A photo on the cover of Tuesday’s New York Post depicting a man struggling to climb off a subway track before he was fatally struck by a train has drawn heated reactions — specifically chastising the paper and the photographer. Editor's note: The image appears below, and some viewers may find it disturbing. Scroll down to see the picture, or navigate away from the page to avoid it.
Queens man Ki Suk Han, 58, died after he was pushed on the tracks by an unnamed attacker moments before an oncoming train arrived at the 49th Street N, R, Q subway platform in Manhattan on Monday afternoon, according to police. On Tuesday afternoon, police confirmed they had someone in custody in connection with the attack.
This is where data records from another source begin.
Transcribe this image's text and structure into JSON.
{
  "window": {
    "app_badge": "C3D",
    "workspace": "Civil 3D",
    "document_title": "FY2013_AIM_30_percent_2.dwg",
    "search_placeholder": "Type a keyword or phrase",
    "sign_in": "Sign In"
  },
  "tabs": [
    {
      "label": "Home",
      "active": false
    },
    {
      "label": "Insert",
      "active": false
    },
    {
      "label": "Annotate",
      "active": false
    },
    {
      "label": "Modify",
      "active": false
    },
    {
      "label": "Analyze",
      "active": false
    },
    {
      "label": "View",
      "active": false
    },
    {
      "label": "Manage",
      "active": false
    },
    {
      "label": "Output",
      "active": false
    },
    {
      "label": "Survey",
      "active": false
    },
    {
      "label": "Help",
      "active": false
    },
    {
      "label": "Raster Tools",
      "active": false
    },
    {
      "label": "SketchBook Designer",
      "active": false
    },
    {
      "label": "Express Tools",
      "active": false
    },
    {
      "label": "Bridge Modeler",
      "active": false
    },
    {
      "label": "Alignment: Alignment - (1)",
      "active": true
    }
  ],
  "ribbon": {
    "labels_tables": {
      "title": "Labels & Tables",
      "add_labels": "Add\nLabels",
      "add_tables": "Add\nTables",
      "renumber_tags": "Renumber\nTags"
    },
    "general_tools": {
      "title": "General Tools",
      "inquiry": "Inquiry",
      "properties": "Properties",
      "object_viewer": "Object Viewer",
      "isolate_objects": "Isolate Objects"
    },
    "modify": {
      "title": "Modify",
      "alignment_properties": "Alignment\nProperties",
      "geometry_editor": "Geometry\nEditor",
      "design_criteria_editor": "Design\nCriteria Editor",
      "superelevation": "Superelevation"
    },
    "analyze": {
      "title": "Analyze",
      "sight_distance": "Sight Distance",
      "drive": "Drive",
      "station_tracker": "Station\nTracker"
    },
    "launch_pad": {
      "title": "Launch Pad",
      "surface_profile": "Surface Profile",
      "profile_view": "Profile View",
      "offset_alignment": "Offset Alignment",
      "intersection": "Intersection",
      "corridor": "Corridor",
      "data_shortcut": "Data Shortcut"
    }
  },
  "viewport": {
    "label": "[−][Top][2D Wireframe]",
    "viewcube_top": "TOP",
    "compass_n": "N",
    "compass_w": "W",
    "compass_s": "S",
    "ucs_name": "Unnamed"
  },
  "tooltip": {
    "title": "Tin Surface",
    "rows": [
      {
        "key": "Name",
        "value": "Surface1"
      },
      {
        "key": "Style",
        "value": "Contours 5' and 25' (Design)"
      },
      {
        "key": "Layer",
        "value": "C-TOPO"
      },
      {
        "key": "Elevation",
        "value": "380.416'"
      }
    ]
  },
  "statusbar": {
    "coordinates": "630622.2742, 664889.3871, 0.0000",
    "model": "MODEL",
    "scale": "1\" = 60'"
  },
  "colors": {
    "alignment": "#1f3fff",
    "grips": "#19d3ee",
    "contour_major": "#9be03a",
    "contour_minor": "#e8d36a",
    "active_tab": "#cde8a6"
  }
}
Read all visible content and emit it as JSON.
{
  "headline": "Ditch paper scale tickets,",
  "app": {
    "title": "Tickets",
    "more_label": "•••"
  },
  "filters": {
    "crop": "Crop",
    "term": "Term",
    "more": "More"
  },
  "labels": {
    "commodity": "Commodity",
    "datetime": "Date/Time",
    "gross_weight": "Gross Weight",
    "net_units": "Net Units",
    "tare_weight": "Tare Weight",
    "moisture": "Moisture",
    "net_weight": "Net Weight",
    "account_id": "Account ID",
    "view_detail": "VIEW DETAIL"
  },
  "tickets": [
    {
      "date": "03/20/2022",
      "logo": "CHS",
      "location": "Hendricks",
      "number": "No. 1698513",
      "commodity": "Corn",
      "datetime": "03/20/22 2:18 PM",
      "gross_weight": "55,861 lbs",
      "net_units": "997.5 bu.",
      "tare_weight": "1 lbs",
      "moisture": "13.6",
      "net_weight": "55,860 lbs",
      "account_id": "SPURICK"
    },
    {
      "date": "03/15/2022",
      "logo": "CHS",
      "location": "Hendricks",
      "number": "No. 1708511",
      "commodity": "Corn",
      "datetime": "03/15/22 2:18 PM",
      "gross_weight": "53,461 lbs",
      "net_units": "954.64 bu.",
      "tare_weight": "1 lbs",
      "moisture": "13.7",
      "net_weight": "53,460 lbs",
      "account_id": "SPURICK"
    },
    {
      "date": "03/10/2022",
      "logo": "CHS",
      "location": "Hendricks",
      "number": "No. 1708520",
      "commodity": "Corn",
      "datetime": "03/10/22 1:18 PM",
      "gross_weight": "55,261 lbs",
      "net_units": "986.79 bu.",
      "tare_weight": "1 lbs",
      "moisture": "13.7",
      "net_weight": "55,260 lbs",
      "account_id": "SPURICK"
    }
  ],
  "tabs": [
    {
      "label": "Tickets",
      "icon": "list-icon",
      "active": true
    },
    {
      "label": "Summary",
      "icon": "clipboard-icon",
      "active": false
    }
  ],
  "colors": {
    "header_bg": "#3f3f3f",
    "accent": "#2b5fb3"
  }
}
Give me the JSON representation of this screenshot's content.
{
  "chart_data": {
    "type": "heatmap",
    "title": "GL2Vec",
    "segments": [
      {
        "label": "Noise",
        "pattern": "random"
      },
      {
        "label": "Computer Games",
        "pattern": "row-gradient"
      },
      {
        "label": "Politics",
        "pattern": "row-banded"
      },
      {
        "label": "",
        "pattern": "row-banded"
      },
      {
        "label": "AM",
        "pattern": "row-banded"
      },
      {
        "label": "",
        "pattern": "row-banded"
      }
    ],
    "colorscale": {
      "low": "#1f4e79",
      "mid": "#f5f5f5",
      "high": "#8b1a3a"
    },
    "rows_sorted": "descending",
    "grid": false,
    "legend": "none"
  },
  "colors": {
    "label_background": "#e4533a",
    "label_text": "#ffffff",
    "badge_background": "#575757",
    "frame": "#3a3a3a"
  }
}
The photographer who shot the chilling image, New York Post freelancer R. Umar Abbasi, has sparked outrage on social media from those wondering why he did not do something to help pull Han off the track instead of taking pictures.
Abbasi told the New York Post that he started running toward Han and hitting the flash on his camera while shooting photos, hoping to catch the attention of the train’s driver.
“The most painful part was I could see him getting closer to the edge. He was getting so close,’’ Abbasi told The Post. “And people were running toward him and the train. I didn’t think about [the attacker] until after. In that moment, I just wanted to warn the train – to try and save a life.”
New York Post grimly captures moment before man is struck by subway after being pushed onto tracks. twitter.com/nytjim/status/…— Jim Roberts (@nytjim) December 4, 2012
In the Twitterverse and elsewhere, many are not buying that explanation. One is hard-pressed to find anyone defending Abbasi's actions.
“Getting a conductor's attention with a flash — and maybe even blinding him with it — doesn't seem like the way you'd necessarily help someone that's clinging to the subway platform,’’ wrote The Atlantic’s Alexander Abad-Santos.
The New York Post’s decision to run the photo at all, particularly on the cover with the headline “Doomed,” has also been questioned online, given that it shows the final moments of a man’s life. There also have been those defending Abbasi by saying not all of the facts are known yet and that the real culprit is the man who pushed Han on the tracks.
The perpetrator has been described as a panhandler who was cursing and intimidating strangers before Han went to try to calm him down. The man then flung Han on the tracks, police and witnesses told The Post.
Take a look at a sampling of reactions to the photo and tell us, what do you think the photographer should have done?